/ Petzl I.D. in winter

This topic has been archived, and won't accept reply postings.
weeeck42 - on 17 Dec 2012
Looking to see if anyone has used a Petzl ID in the mountains in winter and too see if there were any issues with them.I was thinking about the effect of frozen ropes, ice and snow on the operation of the ID. Thanks for all your help with this topic.
Jon Wickham - on 17 Dec 2012
In reply to weeeck42: Speak to Dave Ellis at Lyon Equipment. He is their Work and Rescue Sales guy, and in a team. http://www.lyon.co.uk/workandrescue/contact-lyon-work-a-rescue.html
The Ex-Engineer - on 17 Dec 2012
In reply to weeeck42: For personal climbing, even guiding an ID would be massive overkill but even for Mountain Rescue or professional use (e.g. filming) I'd have thought that a Petzl Rig http://www.petzl.com/en/pro/self-braking-descenders-0/rig being smaller and 150g lighter but still rated to 200kg would have been a better option than the ID.
richprideaux - on 17 Dec 2012
In reply to The Ex-Engineer:

MRTs tend to work to a higher 'rescue load' - 250/300kgs.
muppetfilter - on 17 Dec 2012
In reply to weeeck42: I used on workng in Dundee a few years ago at -14 and I couldn''t feel my hands, other than that quite a big lump of metal to carry when you consider the other options out there.
Slugain Howff - on 17 Dec 2012
In reply to muppetfilter:

What are you going to use it for and why have you chosen an ID?
An ID forms the basis of our team winter or summer steep ground rig up. It works well but training to optimise its use is required.

S
roperat - on 17 Dec 2012
In reply to The Ex-Engineer:
The problem with the Rig is that it doesn't have a 'dead man's handle'- if you let go you can carry on travelling down the rope. Certainly in our team the 150g saving would make very little difference and a fail to safe system is a basic requirement.
weeeck42 - on 17 Dec 2012
In reply to Slugain Howff: the ID would only be used when lowering our stretcher. We still use an atc to ab on. We use them at work (fire service) to do rescue load lowers and thought they may work well in a mountain environment .
highclimber - on 17 Dec 2012
In reply to weeeck42: we use them in our team but they can be a bit of a pain due to the 'sweet spot' for lowering is quite narrow. they are a lot quicker than a purcell etc.

I wouldn't want to use one in the mountains for personal climbing - even a Gri gri is overkill for mountaieering!
weeeck42 - on 17 Dec 2012
In reply to highclimber: I agree, the plan in the team is never to use them for personal use, only when lowering the stretcher. At present we use a tubar(think that is its correct name) backed up with a prusik and thought the ID was a better option.
Flat4matt - on 17 Dec 2012
In reply to weeeck42:

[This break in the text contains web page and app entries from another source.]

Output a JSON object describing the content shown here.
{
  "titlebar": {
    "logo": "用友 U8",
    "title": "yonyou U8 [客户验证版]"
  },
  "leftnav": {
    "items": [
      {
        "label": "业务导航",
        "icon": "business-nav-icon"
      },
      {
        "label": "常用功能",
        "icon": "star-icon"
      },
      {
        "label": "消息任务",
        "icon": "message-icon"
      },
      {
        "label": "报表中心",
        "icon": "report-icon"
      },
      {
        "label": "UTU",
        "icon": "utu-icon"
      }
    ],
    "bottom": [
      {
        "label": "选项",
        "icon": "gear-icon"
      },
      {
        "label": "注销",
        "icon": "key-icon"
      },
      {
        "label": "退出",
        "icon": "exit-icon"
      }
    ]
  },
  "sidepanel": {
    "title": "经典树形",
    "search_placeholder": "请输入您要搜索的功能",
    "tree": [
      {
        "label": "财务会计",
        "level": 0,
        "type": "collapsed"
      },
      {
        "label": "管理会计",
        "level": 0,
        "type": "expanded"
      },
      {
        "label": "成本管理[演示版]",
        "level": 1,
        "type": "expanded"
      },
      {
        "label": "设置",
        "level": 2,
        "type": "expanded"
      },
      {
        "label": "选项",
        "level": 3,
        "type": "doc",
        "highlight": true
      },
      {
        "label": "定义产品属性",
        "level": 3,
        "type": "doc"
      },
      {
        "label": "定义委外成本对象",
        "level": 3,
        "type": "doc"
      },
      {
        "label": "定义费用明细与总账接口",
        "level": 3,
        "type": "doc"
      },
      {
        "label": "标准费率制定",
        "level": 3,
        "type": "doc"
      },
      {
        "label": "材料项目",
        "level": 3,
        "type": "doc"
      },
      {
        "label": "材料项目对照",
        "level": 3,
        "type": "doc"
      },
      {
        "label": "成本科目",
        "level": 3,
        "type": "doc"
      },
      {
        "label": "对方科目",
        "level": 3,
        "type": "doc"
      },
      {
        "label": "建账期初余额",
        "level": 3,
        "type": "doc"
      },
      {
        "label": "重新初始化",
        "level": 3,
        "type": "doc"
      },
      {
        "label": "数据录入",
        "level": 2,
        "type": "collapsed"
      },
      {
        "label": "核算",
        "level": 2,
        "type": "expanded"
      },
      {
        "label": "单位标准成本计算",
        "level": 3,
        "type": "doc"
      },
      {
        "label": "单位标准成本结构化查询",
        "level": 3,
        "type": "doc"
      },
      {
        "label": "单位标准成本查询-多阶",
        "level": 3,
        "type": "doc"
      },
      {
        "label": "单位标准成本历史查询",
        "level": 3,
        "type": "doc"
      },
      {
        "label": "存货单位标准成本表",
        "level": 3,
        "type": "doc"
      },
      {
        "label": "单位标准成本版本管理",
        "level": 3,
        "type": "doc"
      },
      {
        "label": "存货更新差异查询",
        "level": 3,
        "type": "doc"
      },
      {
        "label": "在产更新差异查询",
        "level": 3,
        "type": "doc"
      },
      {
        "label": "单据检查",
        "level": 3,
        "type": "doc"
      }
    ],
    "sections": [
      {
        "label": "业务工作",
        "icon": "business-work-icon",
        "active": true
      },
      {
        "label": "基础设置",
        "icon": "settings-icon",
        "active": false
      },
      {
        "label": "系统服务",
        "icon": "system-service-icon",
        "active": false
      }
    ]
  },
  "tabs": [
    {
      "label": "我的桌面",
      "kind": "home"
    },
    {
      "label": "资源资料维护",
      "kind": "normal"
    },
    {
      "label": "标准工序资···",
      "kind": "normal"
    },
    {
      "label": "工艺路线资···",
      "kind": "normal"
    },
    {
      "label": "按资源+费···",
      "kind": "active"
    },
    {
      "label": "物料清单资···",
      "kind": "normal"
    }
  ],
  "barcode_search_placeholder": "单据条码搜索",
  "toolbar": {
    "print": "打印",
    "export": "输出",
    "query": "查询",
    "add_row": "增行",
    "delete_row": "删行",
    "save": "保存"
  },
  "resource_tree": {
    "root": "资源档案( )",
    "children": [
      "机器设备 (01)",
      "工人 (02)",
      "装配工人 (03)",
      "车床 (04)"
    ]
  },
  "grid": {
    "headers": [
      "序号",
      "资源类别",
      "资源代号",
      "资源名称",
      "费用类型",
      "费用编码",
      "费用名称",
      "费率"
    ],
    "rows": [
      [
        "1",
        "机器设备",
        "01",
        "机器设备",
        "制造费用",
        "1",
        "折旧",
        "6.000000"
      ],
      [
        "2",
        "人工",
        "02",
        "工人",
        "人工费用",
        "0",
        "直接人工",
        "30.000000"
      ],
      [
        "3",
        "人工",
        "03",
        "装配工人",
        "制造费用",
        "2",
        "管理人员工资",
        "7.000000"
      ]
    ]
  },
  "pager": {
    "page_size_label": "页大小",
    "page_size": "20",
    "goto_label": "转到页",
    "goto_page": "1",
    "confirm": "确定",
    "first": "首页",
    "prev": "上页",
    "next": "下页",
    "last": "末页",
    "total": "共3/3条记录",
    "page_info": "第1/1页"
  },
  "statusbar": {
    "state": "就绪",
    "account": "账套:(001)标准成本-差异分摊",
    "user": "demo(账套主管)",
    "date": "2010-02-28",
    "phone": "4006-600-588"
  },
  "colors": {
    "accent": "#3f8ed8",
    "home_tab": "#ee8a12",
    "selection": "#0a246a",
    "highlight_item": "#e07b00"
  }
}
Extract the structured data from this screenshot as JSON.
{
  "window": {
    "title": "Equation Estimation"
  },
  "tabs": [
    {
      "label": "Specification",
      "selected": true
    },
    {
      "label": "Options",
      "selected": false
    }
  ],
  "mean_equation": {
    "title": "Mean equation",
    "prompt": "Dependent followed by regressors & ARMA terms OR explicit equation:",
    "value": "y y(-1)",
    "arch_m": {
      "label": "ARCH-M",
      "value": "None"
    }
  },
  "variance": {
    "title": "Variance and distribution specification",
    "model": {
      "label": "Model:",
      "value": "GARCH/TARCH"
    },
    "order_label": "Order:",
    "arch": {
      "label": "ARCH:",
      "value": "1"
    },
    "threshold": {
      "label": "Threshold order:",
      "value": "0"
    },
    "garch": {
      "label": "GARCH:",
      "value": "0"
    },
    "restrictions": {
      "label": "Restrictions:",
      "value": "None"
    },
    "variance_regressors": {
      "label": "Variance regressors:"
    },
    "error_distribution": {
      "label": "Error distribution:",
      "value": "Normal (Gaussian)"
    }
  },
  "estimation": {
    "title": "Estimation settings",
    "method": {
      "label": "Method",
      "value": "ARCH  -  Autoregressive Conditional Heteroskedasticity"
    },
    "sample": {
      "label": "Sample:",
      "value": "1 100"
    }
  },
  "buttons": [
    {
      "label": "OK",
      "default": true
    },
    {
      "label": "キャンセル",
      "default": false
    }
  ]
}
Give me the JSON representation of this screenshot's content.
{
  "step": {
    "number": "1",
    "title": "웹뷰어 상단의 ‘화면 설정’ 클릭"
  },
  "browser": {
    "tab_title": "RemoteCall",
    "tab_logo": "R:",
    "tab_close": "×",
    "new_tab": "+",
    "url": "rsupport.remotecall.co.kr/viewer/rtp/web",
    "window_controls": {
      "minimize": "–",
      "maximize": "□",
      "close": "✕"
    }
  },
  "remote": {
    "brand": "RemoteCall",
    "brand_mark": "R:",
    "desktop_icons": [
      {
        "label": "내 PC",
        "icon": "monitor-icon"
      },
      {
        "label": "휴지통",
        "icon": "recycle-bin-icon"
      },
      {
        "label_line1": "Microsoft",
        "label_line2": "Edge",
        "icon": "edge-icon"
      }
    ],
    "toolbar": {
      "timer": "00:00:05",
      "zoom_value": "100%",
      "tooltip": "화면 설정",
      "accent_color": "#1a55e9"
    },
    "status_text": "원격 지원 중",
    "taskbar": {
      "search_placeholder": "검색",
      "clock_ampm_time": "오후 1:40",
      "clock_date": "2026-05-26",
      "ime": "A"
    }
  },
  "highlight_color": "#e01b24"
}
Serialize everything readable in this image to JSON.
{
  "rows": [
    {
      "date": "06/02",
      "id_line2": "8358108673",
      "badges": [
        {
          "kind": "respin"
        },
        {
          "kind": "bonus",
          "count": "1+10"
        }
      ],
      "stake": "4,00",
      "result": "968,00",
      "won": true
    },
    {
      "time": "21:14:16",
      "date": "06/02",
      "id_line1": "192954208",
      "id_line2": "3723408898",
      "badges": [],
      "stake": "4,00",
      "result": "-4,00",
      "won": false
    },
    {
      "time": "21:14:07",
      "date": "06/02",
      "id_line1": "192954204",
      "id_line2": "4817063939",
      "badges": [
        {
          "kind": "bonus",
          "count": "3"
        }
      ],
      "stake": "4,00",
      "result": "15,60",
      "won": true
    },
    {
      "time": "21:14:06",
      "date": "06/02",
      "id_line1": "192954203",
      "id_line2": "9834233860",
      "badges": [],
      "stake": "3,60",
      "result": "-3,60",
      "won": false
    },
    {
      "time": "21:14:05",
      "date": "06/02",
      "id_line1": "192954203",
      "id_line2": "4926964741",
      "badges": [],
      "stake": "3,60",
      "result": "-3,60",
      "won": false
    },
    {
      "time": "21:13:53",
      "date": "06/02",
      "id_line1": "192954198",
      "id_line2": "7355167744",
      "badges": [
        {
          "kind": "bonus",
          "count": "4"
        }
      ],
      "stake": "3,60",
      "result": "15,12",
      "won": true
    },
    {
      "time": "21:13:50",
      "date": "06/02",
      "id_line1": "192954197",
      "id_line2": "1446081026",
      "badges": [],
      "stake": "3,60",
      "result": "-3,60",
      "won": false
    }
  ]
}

We use them on our rope access team for descending down on to injured parties etc.
Great piece of kit. Yes the sweetspot is quite narrow but when loaded with the weight of two blokes at roughly 90kg a piece you don't need that spot any bigger than it already is, extra braking is needed just incase!!
Cant see where youd benefit from it in climbing/mountaineering more than any other bit of kit mentioned really.
wheelsucker - on 17 Dec 2012
In reply to weeeck42:


In reply to weeeck42:

I use the ID for Rope Access work and recognise it is a great bit of kit. I'm also in MR and think its absolutely overkill for MR. That's not stopped many teams from adopting Rigging For Rescue and all the kit and training that entails.

It's a simple bit of kit and easy to use if you are familiar with it but I've seen too much faff and confusion when training with other teams who have adopted this.

G
Snoweider - on 18 Dec 2012
In reply to wheelsucker:
> (In reply to weeeck42)
>
>
>
> I've seen too much faff and confusion when training with other teams who have adopted this.
>
Surely thats poor training? In the context of MR, having a fail to safe option is fantastic, particularly if you have team members with varied levels of expertise/experience.

We use them in our team year round for stretcher lowers. Double up for big loads and barrow boys.

Agree that the sweet spot for lowering before it locks is a bit narrow, but reassuringly so tbh.
Snoweider - on 18 Dec 2012
In reply to weeeck42:
Torridon MRT have shared some pics on their flickr page of a winter rigging workshop at this years MRCofS conference: http://www.flickr.com/photos/torridonmrt/ (Thx to Lomond MRT for sharing on FB)

IDs in full use.

This topic has been archived, and won't accept reply postings.